For transporting grain in trucks, the shipper needs to receive only one document (permit) from the state regulatory bodies. But for shipping grain by rail, the shipper needs to receive nine documents from government officials, which usually work only five days a week. As for the cost of rail transportation, grain in Russia is considered a product of the second tariff group (not socially important, unlike ore, coal and concrete), and as a result freight rates are high.


FAS also noted that the poor condition of the Russian railway cars fleet is also a problem, although this situation has improved and RusAgroTrans, the leader in railway grain shipments, has been purchasing new cars in 2010 and 2011. At present, this company owns 30,000 grain cars, or 90% of the Russian grain cars’ fleet, but it has been reported that the company leased out 5,000 cars to Kazakhstan for transporting Kazakh grain to export terminals.
As for trucks, when the grain embargo was introduced, many truck companies switched to non-grain cargoes. When exports renewed, they increased transportation fees. Traders complain that in some cases the fees increased by 30% to 50% compared with fees in the summer of 2010.
The cost of shipping grain from Siberia to European ports is the major constraint for increasing exports of Siberian grain. Siberian provinces produce approximately 18 million tonnes of grain on average, but domestic consumption of grain in these provinces varies from 11 to 12 million tonnes. The annual grain surplus may amount to 6 million tonnes in certain years, but due to the high cost of transportation, it is very expensive to ship this grain to export points.
According to analysts, the delivery of Siberian grain to export terminals varies from 1,500 rubles ($50 [1]) to 2,000 rubles ($67) per tonne. For comparison, transportation of grain from the Southern European Russia and even from the Volga Valley to the export terminals usually does not exceed 500 rubles ($17) per tonne. Also, the returns from grain production in Siberia are lower than in Southern European Russia, as input costs are higher and yields are significantly lower.

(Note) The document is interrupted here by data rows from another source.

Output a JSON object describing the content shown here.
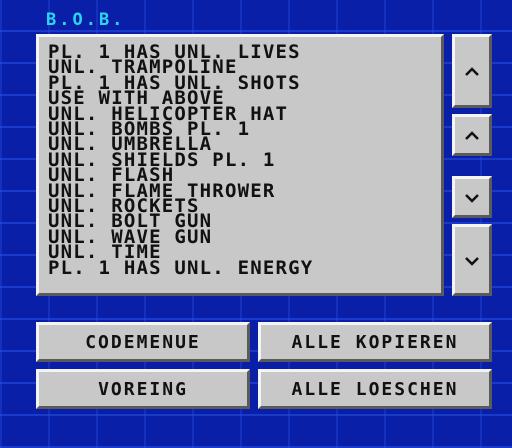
{
  "title": "B.O.B.",
  "cheats": [
    "PL. 1 HAS UNL. LIVES",
    "UNL. TRAMPOLINE",
    "PL. 1 HAS UNL. SHOTS",
    "USE WITH ABOVE",
    "UNL. HELICOPTER HAT",
    "UNL. BOMBS PL. 1",
    "UNL. UMBRELLA",
    "UNL. SHIELDS PL. 1",
    "UNL. FLASH",
    "UNL. FLAME THROWER",
    "UNL. ROCKETS",
    "UNL. BOLT GUN",
    "UNL. WAVE GUN",
    "UNL. TIME",
    "PL. 1 HAS UNL. ENERGY"
  ],
  "scroll_buttons": {
    "page_up_icon": "double-up-chevron",
    "line_up_icon": "up-chevron",
    "line_down_icon": "down-chevron",
    "page_down_icon": "double-down-chevron"
  },
  "buttons": {
    "codemenue": "CODEMENUE",
    "alle_kopieren": "ALLE KOPIEREN",
    "voreing": "VOREING",
    "alle_loeschen": "ALLE LOESCHEN"
  },
  "colors": {
    "background": "#0a1fa8",
    "title": "#2ad6f0",
    "panel": "#c8c8c8",
    "text": "#111111"
  }
}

Although quality is typically higher as spring wheat is produced in Siberia, the price premiums for high baking quality of Siberian grain have been very small. FAS noted that this year there is a large grain crop in Siberia, and grain farmers complain that they do not have enough storage capacity to store all grain because Siberian elevators still store intervention grain.


Distances from ports and this shortage of storage have dampened domestic prices in Siberia, but even with these lower prices, exports of Siberian grain have not been feasible, although this may change with new railroad tariff decisions.





Veteran Contributor
Posts: 100
Registered: ‎05-13-2010

Re: Discounting Brazil as a Corn Threat to the US


Faust, I have two things I have learned about trading South America. It is a good way to go broke and the second is the first  liar never had a chance.